• **PROVIDED RECORDS**
════

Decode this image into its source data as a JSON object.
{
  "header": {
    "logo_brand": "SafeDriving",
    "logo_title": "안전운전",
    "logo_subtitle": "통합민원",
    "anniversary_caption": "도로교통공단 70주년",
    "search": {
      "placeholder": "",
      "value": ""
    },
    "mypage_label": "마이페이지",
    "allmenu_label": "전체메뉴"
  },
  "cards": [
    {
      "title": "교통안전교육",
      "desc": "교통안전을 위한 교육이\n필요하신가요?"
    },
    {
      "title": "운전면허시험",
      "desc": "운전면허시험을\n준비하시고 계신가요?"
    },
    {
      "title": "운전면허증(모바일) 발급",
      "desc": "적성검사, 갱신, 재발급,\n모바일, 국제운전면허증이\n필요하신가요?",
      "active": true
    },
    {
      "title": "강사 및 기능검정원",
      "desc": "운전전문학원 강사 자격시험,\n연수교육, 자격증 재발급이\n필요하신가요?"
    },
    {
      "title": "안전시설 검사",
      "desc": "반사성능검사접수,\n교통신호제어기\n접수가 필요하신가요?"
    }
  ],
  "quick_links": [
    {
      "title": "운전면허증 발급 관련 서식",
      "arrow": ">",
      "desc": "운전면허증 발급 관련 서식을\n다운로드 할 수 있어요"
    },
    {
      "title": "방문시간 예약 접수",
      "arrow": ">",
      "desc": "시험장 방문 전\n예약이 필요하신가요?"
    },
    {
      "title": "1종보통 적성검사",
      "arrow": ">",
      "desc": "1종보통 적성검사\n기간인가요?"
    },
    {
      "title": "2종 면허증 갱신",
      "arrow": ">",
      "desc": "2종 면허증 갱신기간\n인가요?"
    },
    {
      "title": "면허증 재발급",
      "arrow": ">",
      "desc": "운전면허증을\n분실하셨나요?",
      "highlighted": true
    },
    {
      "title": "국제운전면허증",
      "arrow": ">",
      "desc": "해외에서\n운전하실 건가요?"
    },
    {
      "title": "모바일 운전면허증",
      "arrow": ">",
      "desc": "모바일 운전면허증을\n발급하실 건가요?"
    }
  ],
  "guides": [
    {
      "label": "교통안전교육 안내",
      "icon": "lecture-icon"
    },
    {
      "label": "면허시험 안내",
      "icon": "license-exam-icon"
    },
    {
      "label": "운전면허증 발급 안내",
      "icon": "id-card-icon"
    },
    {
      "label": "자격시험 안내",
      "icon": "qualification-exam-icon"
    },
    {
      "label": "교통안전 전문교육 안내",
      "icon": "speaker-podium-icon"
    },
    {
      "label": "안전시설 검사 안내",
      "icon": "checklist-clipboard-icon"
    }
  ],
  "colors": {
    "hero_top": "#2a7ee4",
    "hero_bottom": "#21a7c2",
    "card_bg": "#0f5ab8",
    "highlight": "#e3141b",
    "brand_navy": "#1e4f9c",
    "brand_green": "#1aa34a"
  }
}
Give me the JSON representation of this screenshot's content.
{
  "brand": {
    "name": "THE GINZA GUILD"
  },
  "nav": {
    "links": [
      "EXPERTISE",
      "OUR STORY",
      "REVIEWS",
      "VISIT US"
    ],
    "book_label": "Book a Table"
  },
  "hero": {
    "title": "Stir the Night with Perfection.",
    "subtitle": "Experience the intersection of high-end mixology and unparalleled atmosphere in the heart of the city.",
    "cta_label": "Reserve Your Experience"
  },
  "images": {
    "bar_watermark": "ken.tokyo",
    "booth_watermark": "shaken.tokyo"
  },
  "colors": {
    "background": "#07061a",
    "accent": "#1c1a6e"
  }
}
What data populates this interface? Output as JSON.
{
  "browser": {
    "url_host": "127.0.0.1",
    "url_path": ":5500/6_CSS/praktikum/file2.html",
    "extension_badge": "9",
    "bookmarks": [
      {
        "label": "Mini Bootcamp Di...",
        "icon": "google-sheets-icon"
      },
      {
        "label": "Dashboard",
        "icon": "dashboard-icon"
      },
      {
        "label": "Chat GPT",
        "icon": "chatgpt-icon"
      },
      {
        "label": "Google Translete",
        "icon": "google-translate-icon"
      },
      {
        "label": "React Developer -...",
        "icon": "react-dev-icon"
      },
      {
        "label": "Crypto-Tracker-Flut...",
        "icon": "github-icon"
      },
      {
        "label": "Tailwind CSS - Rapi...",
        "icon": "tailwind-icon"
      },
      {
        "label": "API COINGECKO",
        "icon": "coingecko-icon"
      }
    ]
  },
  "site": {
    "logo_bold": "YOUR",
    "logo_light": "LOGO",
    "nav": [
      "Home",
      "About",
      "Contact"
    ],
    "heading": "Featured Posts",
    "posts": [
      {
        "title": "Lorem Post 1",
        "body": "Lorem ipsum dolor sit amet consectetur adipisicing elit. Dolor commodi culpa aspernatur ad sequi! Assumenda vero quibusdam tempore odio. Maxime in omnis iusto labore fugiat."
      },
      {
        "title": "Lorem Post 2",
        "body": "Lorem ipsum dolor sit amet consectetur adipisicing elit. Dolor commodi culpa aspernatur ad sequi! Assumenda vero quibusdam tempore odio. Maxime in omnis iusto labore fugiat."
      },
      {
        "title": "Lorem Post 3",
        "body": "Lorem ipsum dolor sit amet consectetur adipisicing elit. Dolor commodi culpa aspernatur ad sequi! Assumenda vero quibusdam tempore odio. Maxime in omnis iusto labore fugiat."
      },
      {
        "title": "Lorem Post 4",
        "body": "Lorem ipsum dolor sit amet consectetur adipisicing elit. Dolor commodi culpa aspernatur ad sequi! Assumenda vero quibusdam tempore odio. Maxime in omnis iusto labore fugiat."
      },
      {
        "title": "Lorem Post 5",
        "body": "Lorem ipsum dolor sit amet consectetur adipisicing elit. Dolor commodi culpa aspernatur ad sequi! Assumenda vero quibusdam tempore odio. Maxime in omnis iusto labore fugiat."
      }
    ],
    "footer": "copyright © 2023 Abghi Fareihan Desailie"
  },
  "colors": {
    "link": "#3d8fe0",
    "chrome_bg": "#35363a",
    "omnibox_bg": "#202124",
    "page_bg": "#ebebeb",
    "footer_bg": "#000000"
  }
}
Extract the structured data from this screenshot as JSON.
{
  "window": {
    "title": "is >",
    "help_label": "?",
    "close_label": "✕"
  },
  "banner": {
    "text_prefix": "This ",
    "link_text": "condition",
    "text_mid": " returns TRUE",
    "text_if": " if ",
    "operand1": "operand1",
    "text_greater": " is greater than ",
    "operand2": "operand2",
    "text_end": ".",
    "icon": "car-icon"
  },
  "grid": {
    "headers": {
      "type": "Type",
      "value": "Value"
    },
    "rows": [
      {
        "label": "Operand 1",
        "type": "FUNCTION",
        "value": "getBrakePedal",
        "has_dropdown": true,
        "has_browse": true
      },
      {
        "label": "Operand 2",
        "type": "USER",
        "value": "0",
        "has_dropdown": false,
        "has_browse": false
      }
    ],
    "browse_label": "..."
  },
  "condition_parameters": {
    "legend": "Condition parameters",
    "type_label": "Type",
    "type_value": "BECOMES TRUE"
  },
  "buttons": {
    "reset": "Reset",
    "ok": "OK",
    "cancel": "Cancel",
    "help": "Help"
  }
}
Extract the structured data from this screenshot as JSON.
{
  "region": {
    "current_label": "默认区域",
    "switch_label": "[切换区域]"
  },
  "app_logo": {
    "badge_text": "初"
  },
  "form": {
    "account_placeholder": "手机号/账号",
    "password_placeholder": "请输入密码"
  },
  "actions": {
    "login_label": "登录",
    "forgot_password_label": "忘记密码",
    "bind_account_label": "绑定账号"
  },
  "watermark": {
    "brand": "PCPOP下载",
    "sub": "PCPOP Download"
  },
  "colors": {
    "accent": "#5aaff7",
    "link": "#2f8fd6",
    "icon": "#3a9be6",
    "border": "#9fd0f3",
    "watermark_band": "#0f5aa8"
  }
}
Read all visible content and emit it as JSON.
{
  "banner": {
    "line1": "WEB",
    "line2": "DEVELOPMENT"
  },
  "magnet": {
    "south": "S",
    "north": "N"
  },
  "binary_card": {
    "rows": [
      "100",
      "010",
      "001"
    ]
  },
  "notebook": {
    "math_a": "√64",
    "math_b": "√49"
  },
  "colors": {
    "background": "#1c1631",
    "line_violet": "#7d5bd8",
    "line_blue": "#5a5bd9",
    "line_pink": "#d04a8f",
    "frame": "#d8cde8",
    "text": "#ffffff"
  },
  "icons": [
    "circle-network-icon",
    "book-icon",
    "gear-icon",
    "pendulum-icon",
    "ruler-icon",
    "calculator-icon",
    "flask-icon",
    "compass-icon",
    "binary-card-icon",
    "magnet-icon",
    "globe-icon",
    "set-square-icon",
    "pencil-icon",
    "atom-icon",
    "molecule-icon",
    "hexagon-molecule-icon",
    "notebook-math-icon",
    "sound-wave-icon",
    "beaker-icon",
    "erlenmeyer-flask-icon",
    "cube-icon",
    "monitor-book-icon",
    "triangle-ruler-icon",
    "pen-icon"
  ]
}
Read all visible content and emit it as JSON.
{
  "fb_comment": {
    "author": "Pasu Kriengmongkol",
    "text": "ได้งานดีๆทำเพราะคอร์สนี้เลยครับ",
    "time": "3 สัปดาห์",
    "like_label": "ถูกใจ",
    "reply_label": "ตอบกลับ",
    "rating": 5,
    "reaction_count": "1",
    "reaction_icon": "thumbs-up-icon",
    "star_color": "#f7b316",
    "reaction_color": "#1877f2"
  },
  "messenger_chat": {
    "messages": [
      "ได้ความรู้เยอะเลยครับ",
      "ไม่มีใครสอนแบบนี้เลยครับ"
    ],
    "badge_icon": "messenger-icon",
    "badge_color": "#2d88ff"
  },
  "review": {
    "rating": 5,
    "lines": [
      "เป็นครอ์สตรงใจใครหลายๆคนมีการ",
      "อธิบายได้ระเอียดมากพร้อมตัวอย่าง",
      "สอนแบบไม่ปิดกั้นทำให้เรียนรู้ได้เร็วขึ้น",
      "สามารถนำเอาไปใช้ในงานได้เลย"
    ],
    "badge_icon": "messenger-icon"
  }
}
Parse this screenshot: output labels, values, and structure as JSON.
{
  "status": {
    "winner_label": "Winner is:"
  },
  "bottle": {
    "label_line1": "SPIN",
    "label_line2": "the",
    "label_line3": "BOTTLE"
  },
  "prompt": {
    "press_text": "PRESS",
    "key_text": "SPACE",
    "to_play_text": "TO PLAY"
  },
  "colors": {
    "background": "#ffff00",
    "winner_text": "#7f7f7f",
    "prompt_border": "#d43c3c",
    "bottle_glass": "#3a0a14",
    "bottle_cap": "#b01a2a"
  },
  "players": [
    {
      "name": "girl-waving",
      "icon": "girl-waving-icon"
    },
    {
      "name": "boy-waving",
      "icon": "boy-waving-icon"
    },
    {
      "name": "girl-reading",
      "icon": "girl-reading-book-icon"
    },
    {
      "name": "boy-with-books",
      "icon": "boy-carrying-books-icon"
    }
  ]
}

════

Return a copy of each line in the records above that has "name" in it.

• **WRITTEN SOLUTION**
    "name": "THE GINZA GUILD"
      "name": "girl-waving",
      "name": "boy-waving",
      "name": "girl-reading",
      "name": "boy-with-books",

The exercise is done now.